*What is needed*. When copying the data, keep every line exactly the same.

Page and application data records:
________________
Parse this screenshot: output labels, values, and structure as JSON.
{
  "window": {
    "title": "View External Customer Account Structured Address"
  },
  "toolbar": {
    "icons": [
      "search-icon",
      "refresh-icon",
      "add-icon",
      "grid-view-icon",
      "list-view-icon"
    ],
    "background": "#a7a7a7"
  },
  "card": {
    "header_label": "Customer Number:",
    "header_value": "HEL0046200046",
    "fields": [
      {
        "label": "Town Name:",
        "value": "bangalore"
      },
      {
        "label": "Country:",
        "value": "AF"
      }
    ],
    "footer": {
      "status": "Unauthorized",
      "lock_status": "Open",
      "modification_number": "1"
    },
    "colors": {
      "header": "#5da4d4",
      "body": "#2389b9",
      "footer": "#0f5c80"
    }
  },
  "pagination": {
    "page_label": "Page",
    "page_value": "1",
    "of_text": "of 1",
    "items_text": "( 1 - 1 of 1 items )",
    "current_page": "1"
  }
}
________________
*Answer space*.
Parse this screenshot: output labels, values, and structure as JSON.
{
  "window": {
    "title": "View External Customer Account Structured Address"
  },
  "toolbar": {
    "icons": [
      "search-icon",
      "refresh-icon",
      "add-icon",
      "grid-view-icon",
      "list-view-icon"
    ],
    "background": "#a7a7a7"
  },
  "card": {
    "header_label": "Customer Number:",
    "header_value": "HEL0046200046",
    "fields": [
      {
        "label": "Town Name:",
        "value": "bangalore"
      },
      {
        "label": "Country:",
        "value": "AF"
      }
    ],
    "footer": {
      "status": "Unauthorized",
      "lock_status": "Open",
      "modification_number": "1"
    },
    "colors": {
      "header": "#5da4d4",
      "body": "#2389b9",
      "footer": "#0f5c80"
    }
  },
  "pagination": {
    "page_label": "Page",
    "page_value": "1",
    "of_text": "of 1",
    "items_text": "( 1 - 1 of 1 items )",
    "current_page": "1"
  }
}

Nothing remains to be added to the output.